Source records:
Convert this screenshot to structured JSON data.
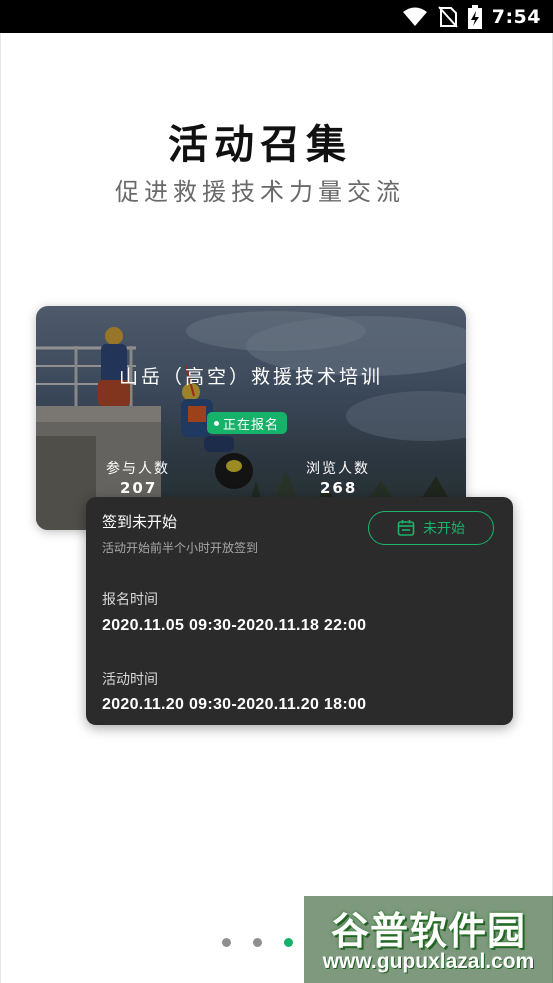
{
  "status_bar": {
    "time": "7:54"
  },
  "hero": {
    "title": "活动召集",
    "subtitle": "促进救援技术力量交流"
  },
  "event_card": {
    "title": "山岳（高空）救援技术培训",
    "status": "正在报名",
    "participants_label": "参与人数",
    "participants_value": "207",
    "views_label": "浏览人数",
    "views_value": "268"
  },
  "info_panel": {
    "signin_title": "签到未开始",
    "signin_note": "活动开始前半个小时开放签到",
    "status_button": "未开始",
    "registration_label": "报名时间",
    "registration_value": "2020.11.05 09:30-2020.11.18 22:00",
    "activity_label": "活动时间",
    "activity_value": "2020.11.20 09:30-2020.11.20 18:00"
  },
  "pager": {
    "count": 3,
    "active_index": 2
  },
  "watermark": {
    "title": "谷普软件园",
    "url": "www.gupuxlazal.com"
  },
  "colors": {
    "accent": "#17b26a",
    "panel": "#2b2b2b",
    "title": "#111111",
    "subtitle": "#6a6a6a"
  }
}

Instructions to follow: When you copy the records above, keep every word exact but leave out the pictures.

Output of the exercise:
Convert this screenshot to structured JSON data.
{
  "status_bar": {
    "time": "7:54"
  },
  "hero": {
    "title": "活动召集",
    "subtitle": "促进救援技术力量交流"
  },
  "event_card": {
    "title": "山岳（高空）救援技术培训",
    "status": "正在报名",
    "participants_label": "参与人数",
    "participants_value": "207",
    "views_label": "浏览人数",
    "views_value": "268"
  },
  "info_panel": {
    "signin_title": "签到未开始",
    "signin_note": "活动开始前半个小时开放签到",
    "status_button": "未开始",
    "registration_label": "报名时间",
    "registration_value": "2020.11.05 09:30-2020.11.18 22:00",
    "activity_label": "活动时间",
    "activity_value": "2020.11.20 09:30-2020.11.20 18:00"
  },
  "pager": {
    "count": 3,
    "active_index": 2
  },
  "watermark": {
    "title": "谷普软件园",
    "url": "www.gupuxlazal.com"
  },
  "colors": {
    "accent": "#17b26a",
    "panel": "#2b2b2b",
    "title": "#111111",
    "subtitle": "#6a6a6a"
  }
}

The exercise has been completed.